TOPEKA — The organization leading the effort to defeat an Aug. 2 abortion amendment to the Kansas Constitution took in $6.54 million in contributions since start of the year and spent two-thirds of that cash on advertising to influence primary voters.
Money available to both sides of the amendment debate is of interest because Kansas voters will be the first to weigh in on abortion rights since the U.S. Supreme Court reversed 50 years of precedent by striking Roe v. Wade in June.
Kansans for Constitutional Freedom, which is working for preservation of abortion rights, said in a new financial disclosure report filed with the Kansas Governmental Ethics Commission that organizations prioritizing access to health care delivered the bulk of that donation total. More than 4,900 donations from Kansans in 80 of the state’s 105 counties accounted for $488,000 since January.
Ashley All, spokesperson for Kansans for Constitutional Freedom, said the decision by the U.S. Supreme Court to overturn the Roe v. Wade decision legalizing abortion nationwide served as a “wake-up call for many Kansans.”
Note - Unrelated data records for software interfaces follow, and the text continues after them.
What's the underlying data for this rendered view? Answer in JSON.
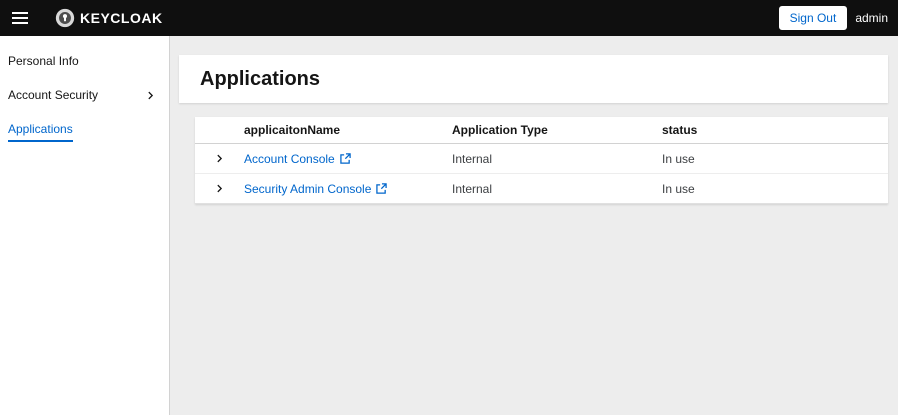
{
  "header": {
    "brand": "KEYCLOAK",
    "sign_out_label": "Sign Out",
    "username": "admin"
  },
  "sidebar": {
    "items": [
      {
        "label": "Personal Info"
      },
      {
        "label": "Account Security"
      },
      {
        "label": "Applications"
      }
    ]
  },
  "main": {
    "page_title": "Applications",
    "table": {
      "columns": [
        "applicaitonName",
        "Application Type",
        "status"
      ],
      "rows": [
        {
          "name": "Account Console",
          "type": "Internal",
          "status": "In use"
        },
        {
          "name": "Security Admin Console",
          "type": "Internal",
          "status": "In use"
        }
      ]
    }
  },
  "colors": {
    "accent": "#0066cc",
    "header_bg": "#0f0f0f",
    "page_bg": "#ededed"
  }
}
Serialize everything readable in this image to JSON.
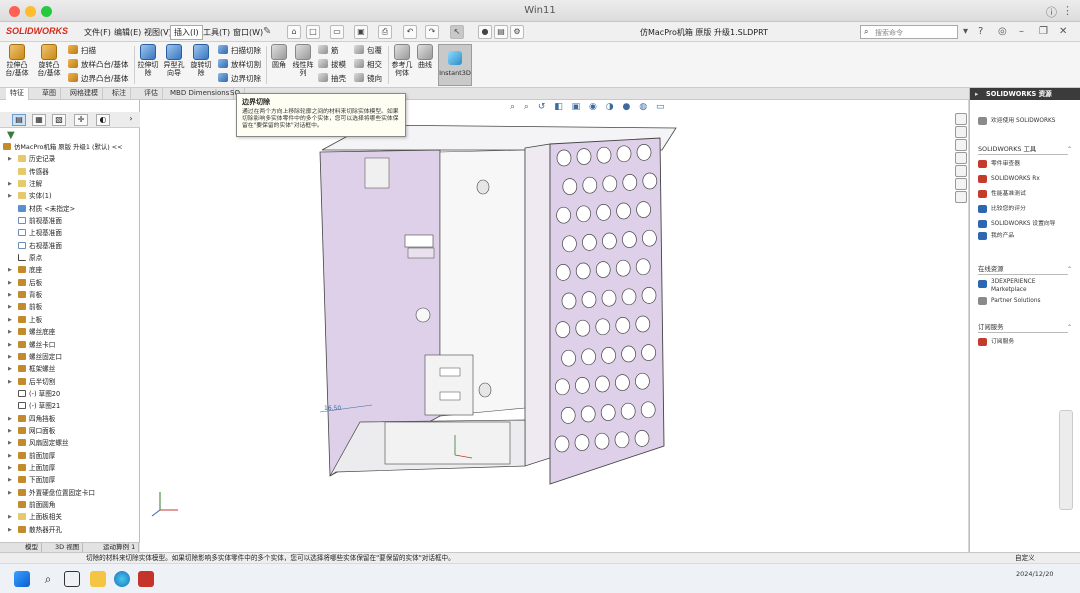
{
  "window": {
    "title": "Win11"
  },
  "menubar": {
    "logo": "SOLIDWORKS",
    "menus": [
      "文件(F)",
      "编辑(E)",
      "视图(V)",
      "插入(I)",
      "工具(T)",
      "窗口(W)"
    ],
    "active_menu_index": 3,
    "doc_title": "仿MacPro机箱 原版 升级1.SLDPRT",
    "search_placeholder": "搜索命令"
  },
  "commands": {
    "big": [
      {
        "label": "拉伸凸台/基体"
      },
      {
        "label": "旋转凸台/基体"
      },
      {
        "label": "拉伸切除"
      },
      {
        "label": "异型孔向导"
      },
      {
        "label": "旋转切除"
      },
      {
        "label": "圆角"
      },
      {
        "label": "线性阵列"
      },
      {
        "label": "参考几何体"
      },
      {
        "label": "曲线"
      },
      {
        "label": "Instant3D"
      }
    ],
    "small": {
      "sweep": "扫描",
      "loft": "放样凸台/基体",
      "boundary": "边界凸台/基体",
      "sweep_cut": "扫描切除",
      "loft_cut": "放样切割",
      "boundary_cut": "边界切除",
      "rib": "筋",
      "wrap": "包覆",
      "draft": "拔模",
      "intersect": "相交",
      "shell": "抽壳",
      "mirror": "镜向"
    }
  },
  "command_tabs": [
    "特征",
    "草图",
    "网格建模",
    "标注",
    "评估",
    "MBD Dimensions",
    "SO"
  ],
  "tooltip": {
    "title": "边界切除",
    "body": "通过在两个方向上移除轮廓之间的材料来切除实体模型。如果切除影响多实体零件中的多个实体，您可以选择将哪些实体保留在\"要保留的实体\"对话框中。"
  },
  "tree": {
    "root": "仿MacPro机箱 原版 升级1 (默认) <<",
    "items": [
      {
        "label": "历史记录",
        "arrow": true,
        "icon": "folder"
      },
      {
        "label": "传感器",
        "arrow": false,
        "icon": "folder"
      },
      {
        "label": "注解",
        "arrow": true,
        "icon": "folder"
      },
      {
        "label": "实体(1)",
        "arrow": true,
        "icon": "folder"
      },
      {
        "label": "材质 <未指定>",
        "arrow": false,
        "icon": "blue"
      },
      {
        "label": "前视基准面",
        "arrow": false,
        "icon": "plane"
      },
      {
        "label": "上视基准面",
        "arrow": false,
        "icon": "plane"
      },
      {
        "label": "右视基准面",
        "arrow": false,
        "icon": "plane"
      },
      {
        "label": "原点",
        "arrow": false,
        "icon": "origin"
      },
      {
        "label": "底座",
        "arrow": true,
        "icon": "feature"
      },
      {
        "label": "后板",
        "arrow": true,
        "icon": "feature"
      },
      {
        "label": "背板",
        "arrow": true,
        "icon": "feature"
      },
      {
        "label": "前板",
        "arrow": true,
        "icon": "feature"
      },
      {
        "label": "上板",
        "arrow": true,
        "icon": "feature"
      },
      {
        "label": "螺丝底座",
        "arrow": true,
        "icon": "feature"
      },
      {
        "label": "螺丝卡口",
        "arrow": true,
        "icon": "feature"
      },
      {
        "label": "螺丝固定口",
        "arrow": true,
        "icon": "feature"
      },
      {
        "label": "框架螺丝",
        "arrow": true,
        "icon": "feature"
      },
      {
        "label": "后半切割",
        "arrow": true,
        "icon": "feature"
      },
      {
        "label": "(-) 草图20",
        "arrow": false,
        "icon": "sketch"
      },
      {
        "label": "(-) 草图21",
        "arrow": false,
        "icon": "sketch"
      },
      {
        "label": "四角挡板",
        "arrow": true,
        "icon": "feature"
      },
      {
        "label": "网口面板",
        "arrow": true,
        "icon": "feature"
      },
      {
        "label": "风扇固定螺丝",
        "arrow": true,
        "icon": "feature"
      },
      {
        "label": "前面加厚",
        "arrow": true,
        "icon": "feature"
      },
      {
        "label": "上面加厚",
        "arrow": true,
        "icon": "feature"
      },
      {
        "label": "下面加厚",
        "arrow": true,
        "icon": "feature"
      },
      {
        "label": "外置硬盘位置固定卡口",
        "arrow": true,
        "icon": "feature"
      },
      {
        "label": "前面圆角",
        "arrow": false,
        "icon": "feature"
      },
      {
        "label": "上面板相关",
        "arrow": true,
        "icon": "folder"
      },
      {
        "label": "散热器开孔",
        "arrow": true,
        "icon": "feature"
      }
    ]
  },
  "bottom_tabs": [
    "模型",
    "3D 视图",
    "运动算例 1"
  ],
  "viewport": {
    "dimension_label": "16.50"
  },
  "resources": {
    "header": "SOLIDWORKS 资源",
    "welcome": "欢迎使用 SOLIDWORKS",
    "tools_title": "SOLIDWORKS 工具",
    "tools": [
      "零件审查器",
      "SOLIDWORKS Rx",
      "性能基准测试",
      "比较您的评分",
      "SOLIDWORKS 设置向导",
      "我的产品"
    ],
    "community_title": "在线资源",
    "community": [
      "3DEXPERIENCE Marketplace",
      "Partner Solutions"
    ],
    "subscription_title": "订阅服务",
    "subscription": [
      "订阅服务"
    ]
  },
  "statusbar": {
    "text": "切除的材料来切除实体模型。如果切除影响多实体零件中的多个实体，您可以选择将哪些实体保留在\"要保留的实体\"对话框中。",
    "right": "自定义"
  },
  "taskbar": {
    "date": "2024/12/20"
  },
  "colors": {
    "part_face": "#ddd0e8",
    "part_edge": "#444444",
    "accent": "#d52b1e"
  }
}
“We definitely saw an increase in grassroots donations following the decision,” she said. “However, most of our supporters already understood the serious implications of this amendment. Women across the state would lose the constitutional right to make private medical decisions for themselves and their families. And politicians would move quickly to ban abortion completely with no exceptions.”
Groups opposed to abortion and in support of changing the Kansas Constitution, including Kansans for Life, Value Them Both Association and the Catholic dioceses of Wichita and Kansas City, Kansas, haven’t updated finance reports since Feburary. For nonpartisan ballot measures, church advocacy is allowed in Kansas.
Value Them Both Association reported five months ago it had received $1.22 million in donations, with nearly all that haul from three sources. They were: Archdiocese of Kansas City, Kansas, $500,000; Kansans for Life, $390,000; and Catholic Diocese of Wichita, $250,000.
Those totals didn’t include $1.3 million given last month to the anti-abortion side by Susan B. Anthony Pro-Life America.
Kansans for Constitutional Freedom’s financial report said the organization spent $5.8 million as of July 18. Of the total, $4.05 million was devoted to television and radio advertising and production, $512,000 to digital advertising and consulting services and $463,000 to direct mail and printing.
The most significant donations included $1.38 million from Sixteen Thirty Fund, which supports affordable health care and action on climate change. Stacy Schusterman, a Tulsa, Oklahoma, philanthropist and businesswoman contributed $1 million, while Amy and Rob Stavis of the New Schools Venture Fund provided $250,000.
Planned Parenthood Action Fund’s contribution was $850,000. Planned Parenthood Great Plains, serving the Kansas City metropolitan area, and a separate organization Planned Parenthood Great Plains Votes combined to provide $492,000. Trust Women and the Trust Us Justice Fund, based in Wichita, provided $89,000. North Fund, a nonpartisan organization that helped with expansion of Medicaid in Missouri, contributed $500,000.
Other large donors: American Civil Liberties Union, $250,000; ACLU of Kansas, $112,500; Center for Reproductive Rights, $125,000; and NARAL, $100,000.
A 2019 decision by the Kansas Supreme Court declaring the Kansas Constitution’s Bill of Rights contained a right to bodily autonomy, including abortion, generated blowback in the Kansas Legislature. State lawmakers by two-thirds majorities placed on Aug. 2 primary ballots an amendment that would repudiate the state Supreme Court’s interpretation of the right to abortion in Kansas.
If a simple majority of Kansans voted “no” on the amendment, the right to abortion in the state constitution would be preserved and status quo on abortion regulation would be retained pending future action by state government. If a majority of those voting on the amendment marked “yes” on their ballot, the state Supreme Court’s decision of three years ago would be nullified.
Passage of the amendment wouldn’t immediately eliminate exceptions to abortion restrictions or result in a ban on abortion in Kansas, but adoption of the amendment would grant the Legislature more leverage over the controversial issue. The House and Senate could do anything from maintaining current laws on abortion regulation to imposing a ban on the procedure within the state of Kansas.
Political advocates of the amendment decided the statewide vote would occur during the August primary rather than the November general election when turnout by Democrats and independents could be higher. All registered voters in Kansas, including independents, can participate in the primary vote on the abortion amendment. A simple majority of those who cast ballots on the amendment will decide the issue.
Kansas Reflector is part of States Newsroom, a network of news bureaus supported by grants and a coalition of donors as a 501c(3) public charity. Kansas Reflector maintains editorial independence. Contact Editor Sherman Smith for questions: email@example.com. Follow Kansas Reflector on Facebook and Twitter.